“Raising awareness” is not enough. Eventually the Commonwealth will want to re-institute a public campaign (think International Literacy Year 1990), utilising various media (social, broadcast, etc) to reach and encourage people to seek literacy assistance, but I also understand this is not likely to happen immediately. In the short to medium term, as part of a communications strategy, Australia will need a significant strategy and set of tactics centred on foundation skills learner outreach and community engagement. There are some good existing models in Australian skills: the current Victorian Reconnect Program and the former TAFE NSW Outreach program. Part of this should be an “intermediary” strategy, that focuses on reaching and enlisting intermediary organisations, groups and individuals who can, in turn, reach out to prospective learners. Good examples: local councils, councils of social service, financial counsellors and public housing authorities.
The foundation skills workforce – those who can teach writing and writing to adults – is in desperate need for renewal, with large number of teachers close to retirement age. It is hard to find/recruit foundation skills teachers in many locations, especially outer regional (and of course, remote) parts of Australia – but inner regional and metro areas are impacted as well.
Wrap-around learner support is essential for disadvantaged learners. It costs money, certainly, but the pay-offs in learner outcomes are significant.
Digital literacy (DL) needs to be separated from general literacy and numeracy, because it goes way beyond the training/skills portfolio. Economic disadvantage perpetuates the digital exclusion of one in four Australians, and can prevent even the most committed learner from obtaining DL skills, because of lack of access to hardware, software and bandwidth. In other words, DL is partly a social and economic justice matter, and needs to be addressed by a “whole of government” approach. This aligns with Treasurer Jim Chalmers’ view – when he wrote in The Monthly that, “economic inclusion is fundamental to the health of democracies and the safety of nations.”
Commonwealth programs: CCA has long expressed concern that Commonwealth programs that directly fund foundation skills – notably the SEE Program and Foundation Skills for Your Future – usually insist on very large geographic coverage, which is inappropriate for such community-based work and small to medium community-based organisations that operate on a regional or local level. Many of our members have participated – or attempted to participate – in these programs, and have found them too bureaucratic, inflexible, hard to get into and insistent on business models (i.e., requiring large, complex and expensive internal systems, and state-wide coverage) that they, as community-based organisations, simply do not have. The newly revised approach to foundation skills must deal with this inherent challenge. Here are four ways to achieve this:
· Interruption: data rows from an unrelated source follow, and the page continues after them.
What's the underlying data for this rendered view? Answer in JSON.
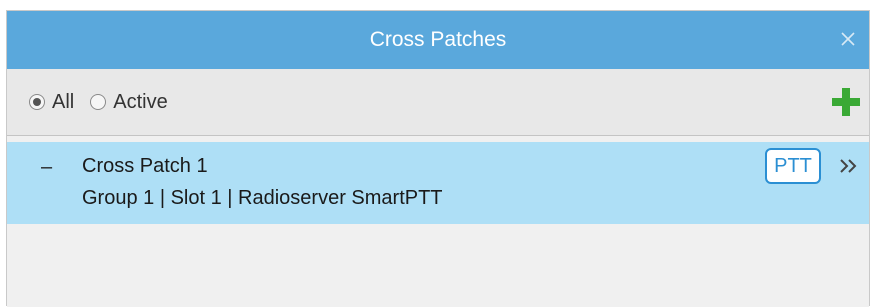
{
  "window": {
    "title": "Cross Patches"
  },
  "filter": {
    "options": [
      {
        "label": "All",
        "selected": true
      },
      {
        "label": "Active",
        "selected": false
      }
    ]
  },
  "patches": [
    {
      "name": "Cross Patch 1",
      "members": "Group 1 | Slot 1 | Radioserver SmartPTT",
      "ptt_label": "PTT",
      "expanded": true,
      "collapse_glyph": "–"
    }
  ],
  "icons": {
    "close": "close-icon",
    "add": "plus-icon",
    "expand": "double-chevron-right-icon"
  },
  "colors": {
    "titlebar": "#5aa8dc",
    "selected_row": "#aedff6",
    "ptt_accent": "#2b8fd3",
    "add_green": "#3aa935"
  }
}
- Encourage collaboration and partnerships, leaving sufficient time – and providing support – for organisations to develop those partnerships.
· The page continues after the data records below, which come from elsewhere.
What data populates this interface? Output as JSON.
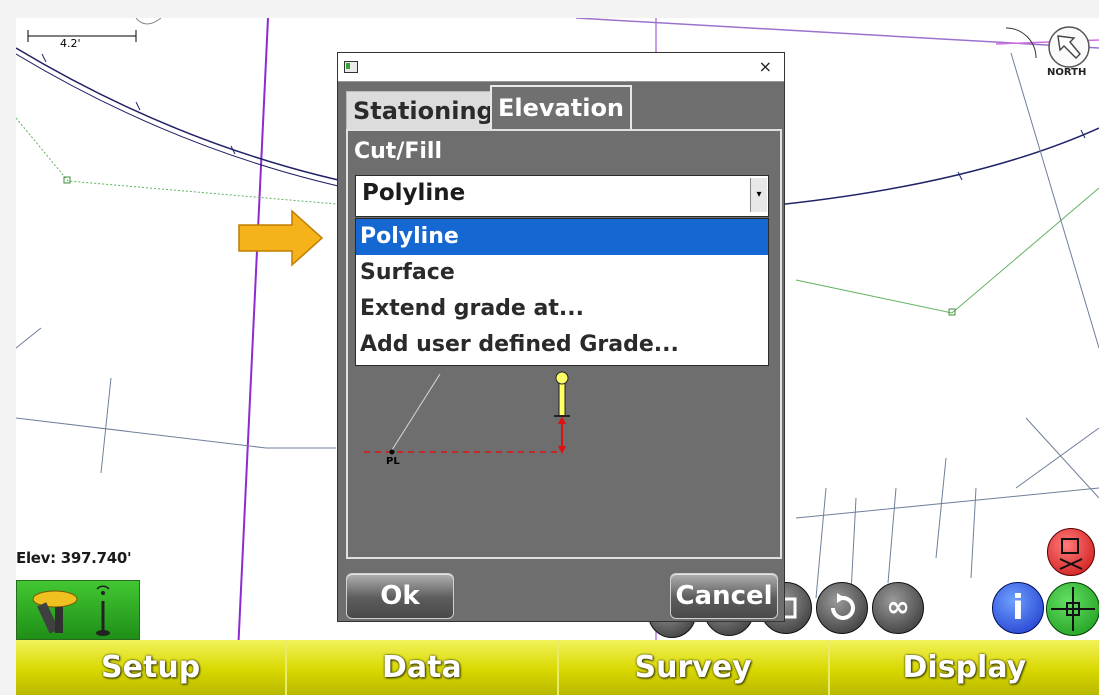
{
  "map": {
    "scale_label": "4.2'",
    "north_label": "NORTH",
    "elevation_readout": "Elev: 397.740'",
    "point_label": "PL"
  },
  "dialog": {
    "tabs": [
      {
        "label": "Stationing",
        "active": false
      },
      {
        "label": "Elevation",
        "active": true
      }
    ],
    "cut_fill_label": "Cut/Fill",
    "combo_value": "Polyline",
    "options": [
      "Polyline",
      "Surface",
      "Extend grade at...",
      "Add user defined Grade..."
    ],
    "selected_option": "Polyline",
    "ok_label": "Ok",
    "cancel_label": "Cancel",
    "close_glyph": "×"
  },
  "bottom_tabs": [
    "Setup",
    "Data",
    "Survey",
    "Display"
  ],
  "icons": {
    "north": "north-arrow-icon",
    "gnss": "gnss-receiver-icon",
    "rover": "rover-pole-icon",
    "help": "info-icon",
    "target": "crosshair-icon",
    "clear": "clear-icon",
    "arrow": "pointer-arrow-icon"
  },
  "colors": {
    "accent_yellow": "#d8d800",
    "selection_blue": "#1567d2",
    "dialog_grey": "#6e6e6e",
    "linework_purple": "#9b1ecf",
    "linework_navy": "#1f2266",
    "linework_green": "#4caf50"
  }
}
- Be open and flexible to regional focus – the insistence on state-wide provision may be how the Commonwealth feels it must operate, but it needs to recognise that foundation skills – adult literacy – is different. For instance, in NSW and VIC, the states where adult and community education providers operate most extensively, large areas could be covered by medium-sized providers operating in large regions through collaborations of two, three or more organisations. This strategy can only be effective if there is funding support to assist smaller co-operatives or provider groups to participate.
- Accept less than immediate national program coverage, which can result in lowered quality. DEWR now also has a precedent in this, in that it has not committed to a “Stage 1” contract of a Jobs and Skills Council that looks after the TAE and foundation skills.
- Set up regional DEWR Commonwealth coordinators, located in the capital cities, an essential means to ensure quality provision and to “stay close” to and support foundation skills providers.